The best Android apps for night photos:

  • Camera MX is one of the most widely used camera apps. It optimizes your photos and saves night shots with high contrast. Convinces with self-timer, focus, exposure and alignment aid.
  • Camera ZOOM FX Premium has an incredible number of features that make photography even more beautiful. And of course everything you need for night shots: Timer, RAW mode, manual control of ISO, aperture and focus, etc.


6. Tips for those who like to experiment: Lightpainting & Lightwriting

If you want to become a light artist yourself at the Lightart festival, you can try your hand at “Lightwriting” (writing light) and “Lightpainting” (painting light).

To write or paint your message in the night sky with light, you do not need much more than a camera, a tripod and a flashlight – or any light source you have at hand.

Writing with light: “Lightwriting” on photos

The first thing to do is to set the long exposure of the camera or smartphone to e.g. 30 seconds. Then you can use a 10 second self-timer, which you press to position yourself about 4 to 5 meters in front of the camera. When the camera releases, you have 30 seconds to write a glowing message in the air. And behold, you have already created your own light artwork.

Painting with light: “Lightpainting” on photos

When painting with light, also known as light painting or LAPP (light art performance photography), you draw spectacular patterns and colours into the picture during a long exposure.
For example, a medium-size building is suitable as a motif, whose outlines or prominent points are traced or accentuated with light.
As with “Lightwriting”, you have to experiment a little and approach the result slowly. But it’s worth it. You’ll be amazed at the beautiful and unique photos you can conjure up with it.

Camera settings and utensils for Lightwriting & Lightpainting

  • Place the camera on a tripod or a solid surface.
  • Switch off the flash.
  • Expose manually: Aperture guide 8; Time: 30 seconds; Sensitivity: 100 to 200.
  • Focus manually to approx. 4 or 5 metres.
  • When choosing the light sources you can let your imagination run wild: Colourful bending lights, LED lights, torches, flashlights or even a glowing mobile phone make you a light painter.

We wish you a lot of fun taking pictures at night! Hey, and don’t forget to share your best photos with us on Facebook or Instagram.

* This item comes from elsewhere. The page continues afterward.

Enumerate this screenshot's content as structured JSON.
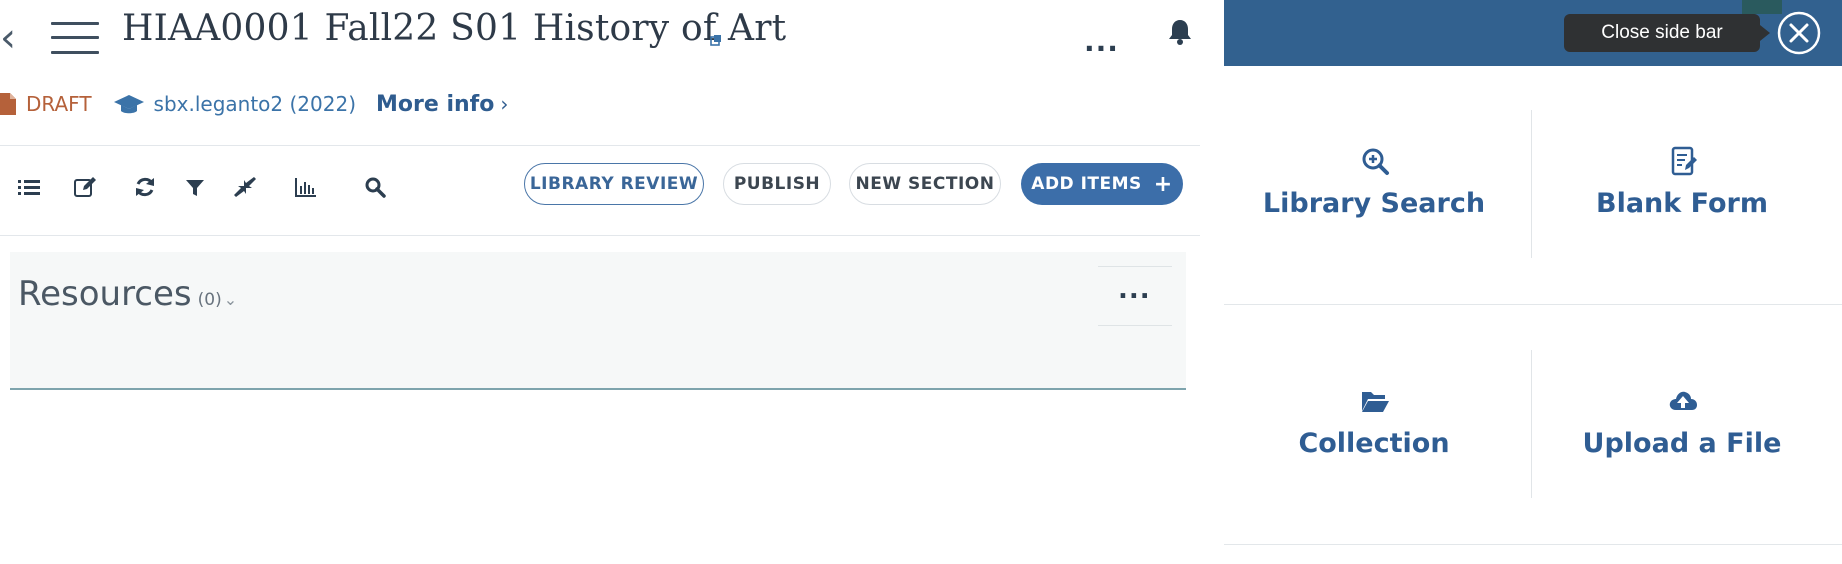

Picture 1: Enrico Verworner  |  Picture 2: Frank Herrmann  |  Picture 3: Frank Herrmann  |  Picture 4: Frank Herrmann  |  Picture 5: Frank Herrmann  |  Picture 6: Frank Herrmann | Picture 7:  Frank Herrmann |  Picture 8: Frank Lehmann  |  Picture 9: Frank Lehmann  |  Picture 10: Frank Herrmann